**** INPUT DATA

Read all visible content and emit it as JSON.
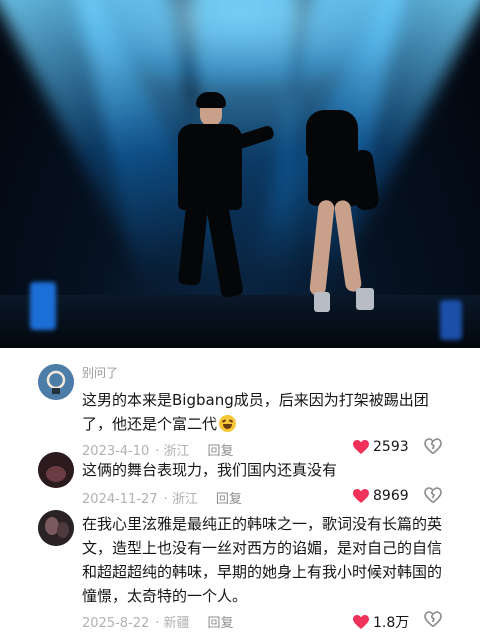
{
  "comments": [
    {
      "username": "别问了",
      "text": "这男的本来是Bigbang成员，后来因为打架被踢出团了，他还是个富二代",
      "emoji": "laughing-crying-emoji",
      "date": "2023-4-10",
      "location": "· 浙江",
      "reply_label": "回复",
      "likes": "2593"
    },
    {
      "username": "",
      "text": "这俩的舞台表现力，我们国内还真没有",
      "date": "2024-11-27",
      "location": "· 浙江",
      "reply_label": "回复",
      "likes": "8969"
    },
    {
      "username": "",
      "text": "在我心里泫雅是最纯正的韩味之一，歌词没有长篇的英文，造型上也没有一丝对西方的谄媚，是对自己的自信和超超超纯的韩味，早期的她身上有我小时候对韩国的憧憬，太奇特的一个人。",
      "date": "2025-8-22",
      "location": "· 新疆",
      "reply_label": "回复",
      "likes": "1.8万"
    }
  ],
  "colors": {
    "like_heart": "#f0325a",
    "meta_text": "#b1b1b1",
    "body_text": "#161616",
    "stage_blue": "#2aa8f0"
  },
  "icons": [
    "heart-icon",
    "broken-heart-icon"
  ]
}
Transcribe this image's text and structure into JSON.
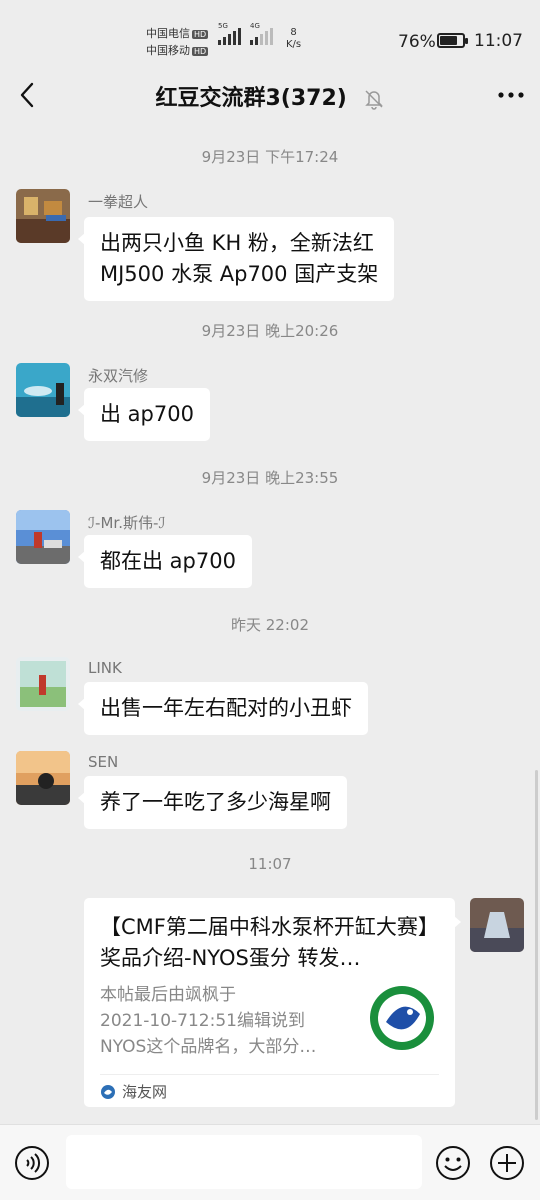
{
  "status_bar": {
    "carrier1": "中国电信",
    "carrier2": "中国移动",
    "hd": "HD",
    "net1": "5G",
    "net2": "4G",
    "speed_value": "8",
    "speed_unit": "K/s",
    "battery": "76%",
    "battery_level": 0.76,
    "time": "11:07"
  },
  "header": {
    "title": "红豆交流群3(372)",
    "back_icon": "chevron-left-icon",
    "mute_icon": "bell-off-icon",
    "more_icon": "more-horizontal-icon"
  },
  "messages": [
    {
      "timestamp": "9月23日 下午17:24",
      "sender": "一拳超人",
      "text": "出两只小鱼 KH 粉，全新法红\nMJ500 水泵 Ap700 国产支架"
    },
    {
      "timestamp": "9月23日 晚上20:26",
      "sender": "永双汽修",
      "text": "出 ap700"
    },
    {
      "timestamp": "9月23日 晚上23:55",
      "sender": "ℐ-Mr.斯伟-ℐ",
      "text": "都在出 ap700"
    },
    {
      "timestamp": "昨天 22:02",
      "sender": "LINK",
      "text": "出售一年左右配对的小丑虾"
    },
    {
      "timestamp": "",
      "sender": "SEN",
      "text": "养了一年吃了多少海星啊"
    }
  ],
  "last_timestamp": "11:07",
  "link_card": {
    "title": "【CMF第二届中科水泵杯开缸大赛】奖品介绍-NYOS蛋分 转发…",
    "description": "本帖最后由飒枫于\n2021-10-712:51编辑说到\nNYOS这个品牌名，大部分…",
    "source": "海友网"
  },
  "input_bar": {
    "placeholder": "",
    "voice_icon": "voice-icon",
    "emoji_icon": "smiley-icon",
    "plus_icon": "plus-circle-icon"
  },
  "colors": {
    "background": "#ededed",
    "bubble": "#ffffff",
    "timestamp": "#888888"
  }
}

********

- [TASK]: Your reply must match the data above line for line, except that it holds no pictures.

- [RESPONSE TO THE TASK]:
Read all visible content and emit it as JSON.
{
  "comments": [
    {
      "username": "别问了",
      "text": "这男的本来是Bigbang成员，后来因为打架被踢出团了，他还是个富二代",
      "emoji": "laughing-crying-emoji",
      "date": "2023-4-10",
      "location": "· 浙江",
      "reply_label": "回复",
      "likes": "2593"
    },
    {
      "username": "",
      "text": "这俩的舞台表现力，我们国内还真没有",
      "date": "2024-11-27",
      "location": "· 浙江",
      "reply_label": "回复",
      "likes": "8969"
    },
    {
      "username": "",
      "text": "在我心里泫雅是最纯正的韩味之一，歌词没有长篇的英文，造型上也没有一丝对西方的谄媚，是对自己的自信和超超超纯的韩味，早期的她身上有我小时候对韩国的憧憬，太奇特的一个人。",
      "date": "2025-8-22",
      "location": "· 新疆",
      "reply_label": "回复",
      "likes": "1.8万"
    }
  ],
  "colors": {
    "like_heart": "#f0325a",
    "meta_text": "#b1b1b1",
    "body_text": "#161616",
    "stage_blue": "#2aa8f0"
  },
  "icons": [
    "heart-icon",
    "broken-heart-icon"
  ]
}
Transcribe this image's text and structure into JSON.
{
  "status_bar": {
    "carrier1": "中国电信",
    "carrier2": "中国移动",
    "hd": "HD",
    "net1": "5G",
    "net2": "4G",
    "speed_value": "8",
    "speed_unit": "K/s",
    "battery": "76%",
    "battery_level": 0.76,
    "time": "11:07"
  },
  "header": {
    "title": "红豆交流群3(372)",
    "back_icon": "chevron-left-icon",
    "mute_icon": "bell-off-icon",
    "more_icon": "more-horizontal-icon"
  },
  "messages": [
    {
      "timestamp": "9月23日 下午17:24",
      "sender": "一拳超人",
      "text": "出两只小鱼 KH 粉，全新法红\nMJ500 水泵 Ap700 国产支架"
    },
    {
      "timestamp": "9月23日 晚上20:26",
      "sender": "永双汽修",
      "text": "出 ap700"
    },
    {
      "timestamp": "9月23日 晚上23:55",
      "sender": "ℐ-Mr.斯伟-ℐ",
      "text": "都在出 ap700"
    },
    {
      "timestamp": "昨天 22:02",
      "sender": "LINK",
      "text": "出售一年左右配对的小丑虾"
    },
    {
      "timestamp": "",
      "sender": "SEN",
      "text": "养了一年吃了多少海星啊"
    }
  ],
  "last_timestamp": "11:07",
  "link_card": {
    "title": "【CMF第二届中科水泵杯开缸大赛】奖品介绍-NYOS蛋分 转发…",
    "description": "本帖最后由飒枫于\n2021-10-712:51编辑说到\nNYOS这个品牌名，大部分…",
    "source": "海友网"
  },
  "input_bar": {
    "placeholder": "",
    "voice_icon": "voice-icon",
    "emoji_icon": "smiley-icon",
    "plus_icon": "plus-circle-icon"
  },
  "colors": {
    "background": "#ededed",
    "bubble": "#ffffff",
    "timestamp": "#888888"
  }
}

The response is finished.